For example, they will utilize time based exits, repaired stop losses or strategies to scale in to trades slowly.

Limitations of Mean Reversion

The return to a typical pattern is not guaranteed, as unexpected highs or lows could suggest a shift in the standard. Such occasions might include, however are not restricted to, brand-new product releases or developments on the positive side, or remembers and claims on the unfavorable side.


An asset could experience a mean reversion even in the most extreme occasion. But similar to most market activity, there are few warranties about how particular occasions will or will not affect the general appeal of specific securities.

Building a Mean Reversion Trading Strategy Step by Step

Now we have talked about some background, I am going to detail more about my procedure for developing mean reversion trading systems. I think we can break this procedure down into approximately 10 steps. All of it begins with preparing yourself the right tools for the job.

Step 1: Software

An important part of constructing a trading method is to have a method to backtest your method on historical information. Backtesting does not guarantee that you will find a profitable strategy however it is the very best tool we have for finding methods that work.

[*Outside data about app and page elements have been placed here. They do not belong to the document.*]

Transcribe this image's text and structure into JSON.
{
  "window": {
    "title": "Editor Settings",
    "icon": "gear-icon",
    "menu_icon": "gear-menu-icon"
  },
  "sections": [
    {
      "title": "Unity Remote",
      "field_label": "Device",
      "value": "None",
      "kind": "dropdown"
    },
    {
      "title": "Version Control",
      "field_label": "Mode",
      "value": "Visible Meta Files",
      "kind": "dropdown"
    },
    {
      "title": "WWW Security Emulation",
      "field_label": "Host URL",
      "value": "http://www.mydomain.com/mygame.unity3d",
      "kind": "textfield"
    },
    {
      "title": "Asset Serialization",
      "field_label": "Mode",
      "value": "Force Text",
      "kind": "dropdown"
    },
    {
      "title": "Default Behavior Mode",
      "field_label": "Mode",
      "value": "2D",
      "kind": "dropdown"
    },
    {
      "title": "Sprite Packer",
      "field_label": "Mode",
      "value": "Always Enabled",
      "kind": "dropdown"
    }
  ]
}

The primary step is to acquire a great backtesting platform and find out how to utilize it.

Step 2: Data

The next action is to get hold of some good quality data with which to backtest your techniques. If you don't have excellent information, then any analysis you do is going to be flawed.

Step 3: Have a Plan 

When you have actually arranged your backtest environment, it's time to make some decisions about what you wish to test and what you hope to get out of your testing.

Step 4: Buy and Sell Rules

For a mean reversion strategy to work, you wish to discover severe occasions that have a high opportunity of seeing a reversal.

Step 5: Initial Testing

Once you have some basic trading rules establish you require to get these configured into code so that you can do some initial screening on a little window of in-sample data.


You must beware not to use up too much data because you want to be able to run some more sophisticated tests later on.


At this moment you are just running some crude tests to see if your idea has any merit. This is before you add any other expensive rules or position sizing.

Step 6: Position Sizing for Mean Reversion Trading

If your mean going back method passes initial testing, you can begin to take it more seriously and include components that will help it change into a more powerful model.

Step 7: Adding More Rules

When you have your buy and sell guidelines sorted you will probably wish to include some extra rules to enhance the performance and logic of the system.

Step 8: Optimisations and Walk Forward Analysis

The more you advance through the steps and the more rules you contribute to your trading system the more issue you need to pay versus the risks of curve fitting and choice bias.

Step 9: Stress Testing and Evaluation

When you run a backtest, depending upon your software application platform, you will be revealed a number of metrics, statistics and charts with which to assess your system.

Step 10: Live Trading And Feedback

The last action when building your mean reversion trading strategy is to have actually a process established for taking your system live and after that tracking its development.

Mean Reversion Strategy Summerized 

Mean reversion trading is emotionally difficult. Mean reversion is an useful market concept to understand, but it does not ensure successful trading. While costs do tend to go back to the mean gradually, we can't understand for sure, ahead of time, when that will happen. Prices can continue moving far from the mean for longer than expected. Also, pattern instructions may alter, or just how much or how little the cost moves may change. Just because a price has actually risen doesn't mean it will be up to the mean; the mean might also rise to meet the cost.


Because of these unknowns, most expert traders have rigorous risk-management protocols. They can specify an exit point where their position will close out if the cost doesn't move in their expected instructions, helping to reduce losses as much as possible.


Nevertheless, mean reversion trading can be highly gratifying exactly due to the fact that it's difficult and a less "crowded trade."